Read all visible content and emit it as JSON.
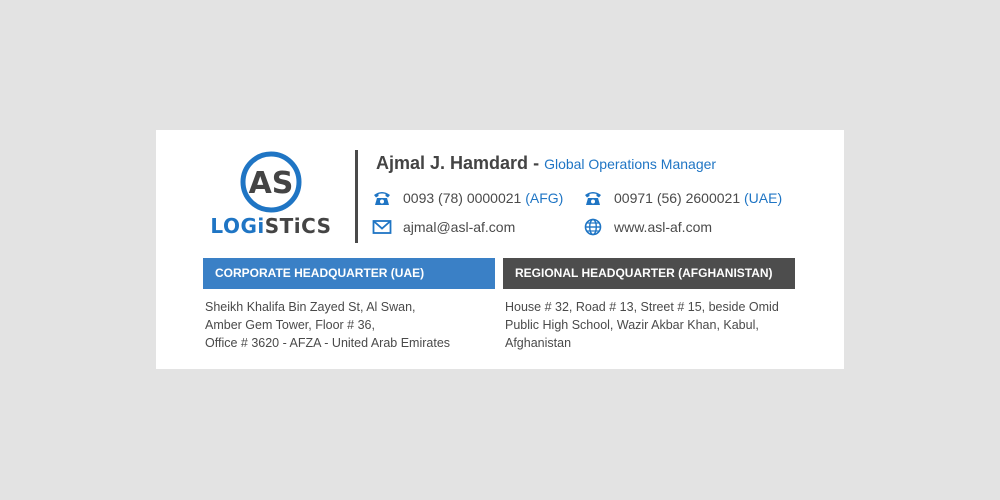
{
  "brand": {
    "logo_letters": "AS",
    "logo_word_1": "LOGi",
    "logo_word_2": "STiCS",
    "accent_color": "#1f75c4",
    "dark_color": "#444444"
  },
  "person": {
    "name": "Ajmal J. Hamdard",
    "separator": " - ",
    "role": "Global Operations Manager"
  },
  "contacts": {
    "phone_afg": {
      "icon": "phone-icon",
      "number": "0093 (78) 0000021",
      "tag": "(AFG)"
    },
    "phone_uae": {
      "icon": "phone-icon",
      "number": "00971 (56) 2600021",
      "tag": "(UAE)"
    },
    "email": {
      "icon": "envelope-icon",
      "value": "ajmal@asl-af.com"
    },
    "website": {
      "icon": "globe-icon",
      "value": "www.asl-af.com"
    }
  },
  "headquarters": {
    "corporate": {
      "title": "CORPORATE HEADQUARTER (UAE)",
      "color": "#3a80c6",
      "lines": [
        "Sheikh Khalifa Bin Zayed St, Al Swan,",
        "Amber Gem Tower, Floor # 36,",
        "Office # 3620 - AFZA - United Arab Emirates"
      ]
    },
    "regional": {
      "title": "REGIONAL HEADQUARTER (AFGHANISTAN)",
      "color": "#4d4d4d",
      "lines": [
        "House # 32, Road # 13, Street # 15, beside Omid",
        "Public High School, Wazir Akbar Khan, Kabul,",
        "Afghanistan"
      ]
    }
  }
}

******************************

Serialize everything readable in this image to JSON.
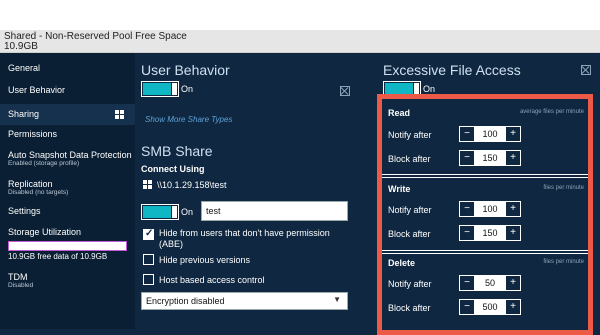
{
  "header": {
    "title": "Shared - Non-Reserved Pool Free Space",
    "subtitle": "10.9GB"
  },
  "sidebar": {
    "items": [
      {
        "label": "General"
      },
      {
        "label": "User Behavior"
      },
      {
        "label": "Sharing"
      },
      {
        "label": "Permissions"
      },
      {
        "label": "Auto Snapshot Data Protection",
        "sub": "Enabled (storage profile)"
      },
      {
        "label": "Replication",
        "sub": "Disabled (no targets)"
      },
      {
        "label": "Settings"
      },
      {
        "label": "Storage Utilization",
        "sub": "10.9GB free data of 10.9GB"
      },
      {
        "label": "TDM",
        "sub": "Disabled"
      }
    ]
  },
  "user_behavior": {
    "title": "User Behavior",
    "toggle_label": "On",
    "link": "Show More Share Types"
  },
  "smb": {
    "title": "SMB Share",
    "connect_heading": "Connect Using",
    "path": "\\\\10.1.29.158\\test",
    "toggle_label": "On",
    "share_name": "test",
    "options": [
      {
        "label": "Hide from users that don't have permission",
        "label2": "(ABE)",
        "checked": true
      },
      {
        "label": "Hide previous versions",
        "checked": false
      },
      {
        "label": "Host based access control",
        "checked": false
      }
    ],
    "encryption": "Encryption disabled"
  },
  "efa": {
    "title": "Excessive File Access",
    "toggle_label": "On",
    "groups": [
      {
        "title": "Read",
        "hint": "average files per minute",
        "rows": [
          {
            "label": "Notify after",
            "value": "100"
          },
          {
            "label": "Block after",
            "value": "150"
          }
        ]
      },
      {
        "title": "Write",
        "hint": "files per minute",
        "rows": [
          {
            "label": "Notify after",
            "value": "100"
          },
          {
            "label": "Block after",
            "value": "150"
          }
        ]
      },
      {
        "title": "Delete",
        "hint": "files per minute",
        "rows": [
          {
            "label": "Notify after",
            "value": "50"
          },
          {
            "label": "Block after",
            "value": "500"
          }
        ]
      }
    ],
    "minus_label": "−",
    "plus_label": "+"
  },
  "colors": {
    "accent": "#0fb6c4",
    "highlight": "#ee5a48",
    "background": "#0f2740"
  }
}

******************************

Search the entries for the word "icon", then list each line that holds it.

**Exercise solution:**
      "icon": "phone-icon",
      "icon": "phone-icon",
      "icon": "envelope-icon",
      "icon": "globe-icon",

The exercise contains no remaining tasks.